Sriracha sauce, a spicy Thai-style hot chili sauce is so hot the city of Irwindale, California attempted to halt production of the condiment over complaints that fumes from the makers, Fong Foods factory, leave neighbors with irritated eyes, throats and headaches.
According to Jeanette Settembre with the New York Daily News, a judge ruled that the factory can stay open, but another hearing on November 22 could cease bottling.
Jeanette notes Huy Fong Foods founder David Tran developed America’s most famous sriracha in the early 1980s and in the years since, Jeanette claims it moved up the ranks, rivaling soy sauce as the nation’s favorite Asian-influenced condiment.
“Lay’s debuted sriracha potato chips, Jack Link’s Beef Jerky has a sriracha hot chili sauce flavor and Subway launched a Fiery Footlong menu this month featuring sriracha chicken and sriracha steak melts.”
But the rooster-logoed bottle of Tuong Ot Sriracha isn’t the only sriracha, and the Huy Fong Foods’ sauce, which includes red jalapeño peppers, sugar, salt and vinegar, isn’t even traditional, according to chef Pichet Ong of Qi Esarn Thai Kitchen, who co-created the menu at Qi Esarn Thai Kitchen in Union Square, Times Square and Williamsburg.
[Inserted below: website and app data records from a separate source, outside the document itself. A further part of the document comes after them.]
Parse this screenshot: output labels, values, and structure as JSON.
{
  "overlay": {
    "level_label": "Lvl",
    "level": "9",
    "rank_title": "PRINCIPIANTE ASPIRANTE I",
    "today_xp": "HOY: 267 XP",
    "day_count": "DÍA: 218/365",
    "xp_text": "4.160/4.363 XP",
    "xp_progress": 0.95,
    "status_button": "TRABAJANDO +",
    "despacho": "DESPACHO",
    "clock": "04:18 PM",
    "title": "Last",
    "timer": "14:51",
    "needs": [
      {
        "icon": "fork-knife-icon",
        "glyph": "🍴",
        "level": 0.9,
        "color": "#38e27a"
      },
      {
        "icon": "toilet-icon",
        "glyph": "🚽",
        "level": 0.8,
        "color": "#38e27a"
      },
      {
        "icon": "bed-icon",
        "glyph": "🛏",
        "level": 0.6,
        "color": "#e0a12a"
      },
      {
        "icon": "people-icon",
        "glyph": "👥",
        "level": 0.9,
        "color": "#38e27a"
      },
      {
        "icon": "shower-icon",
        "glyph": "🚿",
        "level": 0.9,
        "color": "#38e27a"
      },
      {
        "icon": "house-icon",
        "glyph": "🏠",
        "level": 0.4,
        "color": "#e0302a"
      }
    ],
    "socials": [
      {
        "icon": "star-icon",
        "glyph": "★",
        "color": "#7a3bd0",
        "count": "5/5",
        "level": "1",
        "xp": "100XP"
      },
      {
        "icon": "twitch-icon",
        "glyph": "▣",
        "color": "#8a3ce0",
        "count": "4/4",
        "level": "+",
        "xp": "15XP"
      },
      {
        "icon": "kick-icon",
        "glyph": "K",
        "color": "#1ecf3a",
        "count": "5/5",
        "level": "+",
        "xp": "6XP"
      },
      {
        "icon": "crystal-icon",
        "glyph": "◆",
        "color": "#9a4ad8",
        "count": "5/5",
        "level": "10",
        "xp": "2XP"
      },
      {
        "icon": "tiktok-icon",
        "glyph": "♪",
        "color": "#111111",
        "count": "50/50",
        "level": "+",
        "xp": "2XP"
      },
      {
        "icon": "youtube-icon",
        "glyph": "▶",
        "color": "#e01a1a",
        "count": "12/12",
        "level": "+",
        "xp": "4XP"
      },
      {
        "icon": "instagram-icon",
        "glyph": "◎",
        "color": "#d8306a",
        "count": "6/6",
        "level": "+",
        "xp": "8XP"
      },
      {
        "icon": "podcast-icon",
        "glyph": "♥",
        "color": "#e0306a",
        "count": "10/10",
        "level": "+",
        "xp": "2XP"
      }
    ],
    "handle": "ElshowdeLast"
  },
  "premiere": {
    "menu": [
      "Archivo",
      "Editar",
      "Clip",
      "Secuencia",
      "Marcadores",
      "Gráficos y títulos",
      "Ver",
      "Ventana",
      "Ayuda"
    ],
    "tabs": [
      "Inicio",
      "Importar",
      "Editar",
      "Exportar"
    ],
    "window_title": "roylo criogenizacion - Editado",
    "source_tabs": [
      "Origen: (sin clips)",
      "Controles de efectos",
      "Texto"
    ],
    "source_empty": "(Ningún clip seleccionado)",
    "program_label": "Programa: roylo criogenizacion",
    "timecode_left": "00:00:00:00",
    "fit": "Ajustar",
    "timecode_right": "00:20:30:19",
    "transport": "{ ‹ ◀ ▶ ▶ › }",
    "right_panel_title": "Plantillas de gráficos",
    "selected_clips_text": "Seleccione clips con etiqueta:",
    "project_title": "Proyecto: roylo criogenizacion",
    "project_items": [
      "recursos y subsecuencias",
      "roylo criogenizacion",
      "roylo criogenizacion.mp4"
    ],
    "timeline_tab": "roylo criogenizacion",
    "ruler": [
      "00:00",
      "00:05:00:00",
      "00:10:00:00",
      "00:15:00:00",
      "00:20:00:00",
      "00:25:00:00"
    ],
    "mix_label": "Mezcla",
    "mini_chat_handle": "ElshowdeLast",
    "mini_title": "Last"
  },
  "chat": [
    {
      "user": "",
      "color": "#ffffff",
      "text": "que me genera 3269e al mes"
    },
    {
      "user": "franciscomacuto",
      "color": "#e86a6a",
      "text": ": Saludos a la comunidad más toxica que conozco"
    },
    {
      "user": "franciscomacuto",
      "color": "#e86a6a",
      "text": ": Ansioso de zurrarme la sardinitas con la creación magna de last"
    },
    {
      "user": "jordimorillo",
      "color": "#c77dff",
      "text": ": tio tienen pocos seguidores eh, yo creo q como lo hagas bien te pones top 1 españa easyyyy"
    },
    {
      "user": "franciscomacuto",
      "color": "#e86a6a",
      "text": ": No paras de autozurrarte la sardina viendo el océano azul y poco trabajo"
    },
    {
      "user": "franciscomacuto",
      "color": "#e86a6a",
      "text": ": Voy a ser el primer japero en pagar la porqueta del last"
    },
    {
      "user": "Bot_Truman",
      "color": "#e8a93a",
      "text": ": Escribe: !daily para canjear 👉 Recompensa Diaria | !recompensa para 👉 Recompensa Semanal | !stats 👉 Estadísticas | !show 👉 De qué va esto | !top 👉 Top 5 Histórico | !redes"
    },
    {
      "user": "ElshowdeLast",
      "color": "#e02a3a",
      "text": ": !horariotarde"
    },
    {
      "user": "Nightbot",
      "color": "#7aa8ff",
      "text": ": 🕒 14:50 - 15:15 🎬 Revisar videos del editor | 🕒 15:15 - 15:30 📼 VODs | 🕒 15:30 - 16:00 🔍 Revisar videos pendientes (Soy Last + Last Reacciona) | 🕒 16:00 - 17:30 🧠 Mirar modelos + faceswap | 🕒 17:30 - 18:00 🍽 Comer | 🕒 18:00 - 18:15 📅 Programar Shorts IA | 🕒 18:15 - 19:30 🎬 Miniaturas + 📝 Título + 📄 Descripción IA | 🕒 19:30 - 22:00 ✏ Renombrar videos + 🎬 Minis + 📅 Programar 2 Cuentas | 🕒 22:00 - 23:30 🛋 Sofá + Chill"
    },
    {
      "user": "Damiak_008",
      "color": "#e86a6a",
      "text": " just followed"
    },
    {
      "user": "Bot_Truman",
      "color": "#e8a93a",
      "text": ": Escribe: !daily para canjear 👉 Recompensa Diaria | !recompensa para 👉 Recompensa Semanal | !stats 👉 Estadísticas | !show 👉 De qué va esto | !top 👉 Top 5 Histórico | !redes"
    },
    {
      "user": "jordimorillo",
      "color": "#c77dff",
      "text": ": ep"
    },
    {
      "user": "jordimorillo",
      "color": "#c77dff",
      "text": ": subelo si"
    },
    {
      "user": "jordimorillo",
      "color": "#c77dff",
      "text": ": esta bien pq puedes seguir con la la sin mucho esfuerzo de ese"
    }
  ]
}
“Sriracha, culturally speaking, is more of a street food condiment you see in fast food or casual concept restaurants like ketchup,” says Ong, who recommends pairing the spicy sauce with easy eats like omelettes or stir-fried glass noodles. “It’s not something you typically see served in nice restaurants.”
Ong insists home chefs go with a more authentic Thai approach by using Thai chili peppers instead of jalapeños, and even provides readers his own recipe.
PICHET ONG’S SRIRACHA RECIPE
Qi Esarn Thai Kitchen
1 1/4 cups fresh red long hot pepper, stemmed, seeded, sliced thinly (about 5 4-inch peppers)
3 tablespoons red Thai chilis, stemmed, seeded, thinly sliced. (6 chilis, 2 inches long)
2 tablespoons thinly sliced fresh garlic (3 cloves)
2 tablespoons rice vinegar
1 tablespoon tomato paste
1 1/2 tablespoons sugar
2 tablespoons fish sauce (Red Boat or Megachef brand preferably)
2 tablespoons canola oil
Water to thin (1-2 tablespoons), optional
1. In a blender, place garlic, peppers and Thai chilis.
2. Add rest of ingredients and blend until smooth. (If you don’t have a blender, use a food processor.)
3. Taste and add more seasoning to your preference. Thin out with water if you desire.
4. Serve it with a traditional Thai omelet with oysters or mussels, called hoi tod.